My body is my own
- Self-Ownership, Freedom and Equality by G.A. Cohen
Cambridge, 277 pp, £40.00, October 1995, ISBN 0 521 47174 5
At the heart of 19th-century socialism lay a vision of a moral world in which men and women would co-operate freely with one another to meet their common needs, a world in which, therefore, neither vulgar material inducements nor orders from on high were needed to get the work of society done. In Fourier’s Phalanxes an elaborate system of co-operative production was to allow each Harmonian to take on seven or eight different types of attractive work in a single day; similarly, in Marx’s vision of communism, people moved freely between hunting, fishing and raising cattle, and served one another according to the principle, ‘to each according to his needs’; in William Morris’s land of Nowhere, Dick the boatman is puzzled when the narrator attempts to pay for his ride and explains that ‘this ferrying and giving people casts about the water is my business, which I would do for anybody.’
Vol. 18 No. 22 · 14 November 1996
From Philip Corrigan
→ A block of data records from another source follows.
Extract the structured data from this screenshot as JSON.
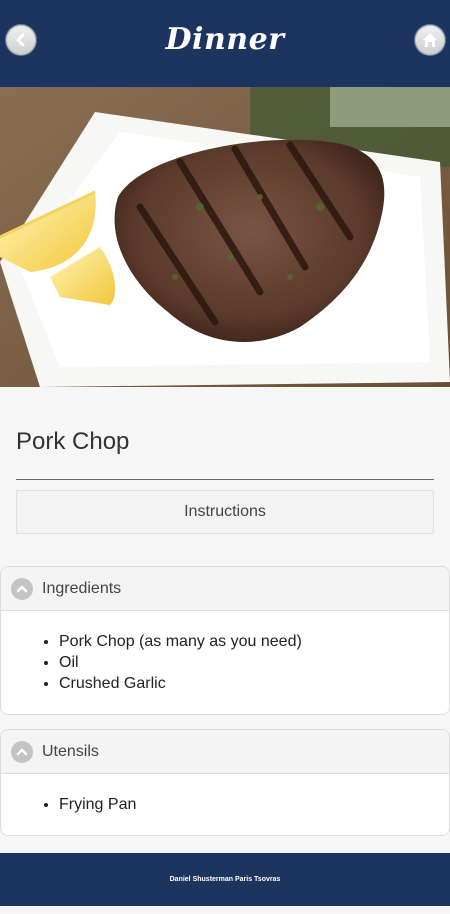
{
  "header": {
    "title": "Dinner",
    "back_icon": "chevron-left-icon",
    "home_icon": "home-icon"
  },
  "recipe": {
    "title": "Pork Chop",
    "instructions_label": "Instructions"
  },
  "ingredients": {
    "label": "Ingredients",
    "icon": "chevron-up-icon",
    "items": [
      "Pork Chop (as many as you need)",
      "Oil",
      "Crushed Garlic"
    ]
  },
  "utensils": {
    "label": "Utensils",
    "icon": "chevron-up-icon",
    "items": [
      "Frying Pan"
    ]
  },
  "footer": {
    "text": "Daniel Shusterman Paris Tsovras"
  },
  "colors": {
    "header_bg": "#1d3461",
    "page_bg": "#f6f6f6"
  }
}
Reading Miller’s Nuffield on Cohen’s All Souls view of the world (LRB, 31 October) reminds me of Gellner’s famous comment on the debate between two anthropologists about the significance of ‘cattle’ among different peoples – ‘there were no cattle!’ Like most of Marx’s predictions about the condition of labour, that regarding increasing immiseration and differentiation still holds – globally as much as within nation-states. For comparisons between the Seventies (and earlier) and the Nineties we have official data regarding the UK (Family Spending, 1996; the Department of Health’s Low Income, 1996) and the US (see Washington post, 14 October 1996 for a comparison of 1974 and 1994). The Oxford dons should also glance at a book published by their own university press: the UN Human Development Report 1996. Data on perhaps the most rapid (Russia) and most massive (China) differentiations of the last 20 years are also widely known. As the Times reported on 16 July 1996, the ‘richest 358 people “own as much as half the world” ’. I shall conclude by reminding the reviewer and the author reviewed – an ontic against their antics – that the condition of labour is an, perhaps the, ecological problem. Selfish cerebration, like hugging the self, butters no parsnips.